(Excerpts from an interface dataset)
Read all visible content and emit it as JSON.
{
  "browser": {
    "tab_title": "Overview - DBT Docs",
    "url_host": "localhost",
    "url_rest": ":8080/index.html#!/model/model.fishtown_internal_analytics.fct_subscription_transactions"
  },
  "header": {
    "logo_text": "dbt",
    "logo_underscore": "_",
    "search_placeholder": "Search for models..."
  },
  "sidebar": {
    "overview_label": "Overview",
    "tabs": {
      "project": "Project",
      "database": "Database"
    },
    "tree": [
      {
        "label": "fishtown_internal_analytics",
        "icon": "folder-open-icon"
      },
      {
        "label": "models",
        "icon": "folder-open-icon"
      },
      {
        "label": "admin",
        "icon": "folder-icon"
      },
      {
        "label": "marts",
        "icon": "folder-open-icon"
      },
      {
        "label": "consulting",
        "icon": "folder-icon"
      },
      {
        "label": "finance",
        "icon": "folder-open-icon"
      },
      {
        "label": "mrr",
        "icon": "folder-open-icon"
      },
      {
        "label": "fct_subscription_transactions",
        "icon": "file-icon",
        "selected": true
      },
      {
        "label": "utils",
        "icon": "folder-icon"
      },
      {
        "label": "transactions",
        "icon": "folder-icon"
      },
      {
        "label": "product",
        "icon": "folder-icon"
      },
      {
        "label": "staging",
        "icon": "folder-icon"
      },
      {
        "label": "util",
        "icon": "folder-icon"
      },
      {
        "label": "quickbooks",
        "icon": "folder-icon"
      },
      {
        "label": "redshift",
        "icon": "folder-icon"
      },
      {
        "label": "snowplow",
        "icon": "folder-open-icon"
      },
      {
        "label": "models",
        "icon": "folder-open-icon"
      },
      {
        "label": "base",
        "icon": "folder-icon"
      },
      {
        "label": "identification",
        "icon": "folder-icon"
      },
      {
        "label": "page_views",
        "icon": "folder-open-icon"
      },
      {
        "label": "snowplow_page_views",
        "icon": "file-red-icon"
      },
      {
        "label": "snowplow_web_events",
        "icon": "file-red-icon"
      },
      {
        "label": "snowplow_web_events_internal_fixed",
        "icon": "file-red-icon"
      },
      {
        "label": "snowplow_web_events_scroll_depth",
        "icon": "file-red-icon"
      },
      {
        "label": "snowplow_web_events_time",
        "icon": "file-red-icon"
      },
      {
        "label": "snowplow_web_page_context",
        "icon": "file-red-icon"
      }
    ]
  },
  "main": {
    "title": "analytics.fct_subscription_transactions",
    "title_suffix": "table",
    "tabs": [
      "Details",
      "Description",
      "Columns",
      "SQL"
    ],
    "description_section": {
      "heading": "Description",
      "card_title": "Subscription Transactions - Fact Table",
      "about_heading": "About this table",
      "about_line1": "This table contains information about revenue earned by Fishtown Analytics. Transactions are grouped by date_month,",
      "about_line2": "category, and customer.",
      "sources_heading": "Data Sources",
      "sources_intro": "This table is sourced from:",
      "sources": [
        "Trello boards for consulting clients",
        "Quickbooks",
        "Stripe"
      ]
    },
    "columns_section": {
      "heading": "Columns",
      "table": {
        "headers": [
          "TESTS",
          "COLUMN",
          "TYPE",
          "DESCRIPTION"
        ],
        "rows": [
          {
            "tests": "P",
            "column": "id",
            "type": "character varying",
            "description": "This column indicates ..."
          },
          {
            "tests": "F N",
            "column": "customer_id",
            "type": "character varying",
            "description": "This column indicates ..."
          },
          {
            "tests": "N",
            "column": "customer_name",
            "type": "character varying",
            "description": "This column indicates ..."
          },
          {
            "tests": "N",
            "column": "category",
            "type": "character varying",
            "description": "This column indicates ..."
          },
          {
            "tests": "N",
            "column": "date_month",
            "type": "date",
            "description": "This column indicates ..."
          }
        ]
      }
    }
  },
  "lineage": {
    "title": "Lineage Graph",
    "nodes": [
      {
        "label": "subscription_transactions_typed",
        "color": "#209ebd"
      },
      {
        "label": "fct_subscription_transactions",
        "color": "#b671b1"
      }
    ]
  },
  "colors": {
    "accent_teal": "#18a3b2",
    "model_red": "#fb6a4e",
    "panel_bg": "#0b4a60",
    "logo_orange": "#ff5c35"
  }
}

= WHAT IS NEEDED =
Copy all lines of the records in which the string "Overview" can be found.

= REPLY =
    "tab_title": "Overview - DBT Docs",
    "overview_label": "Overview",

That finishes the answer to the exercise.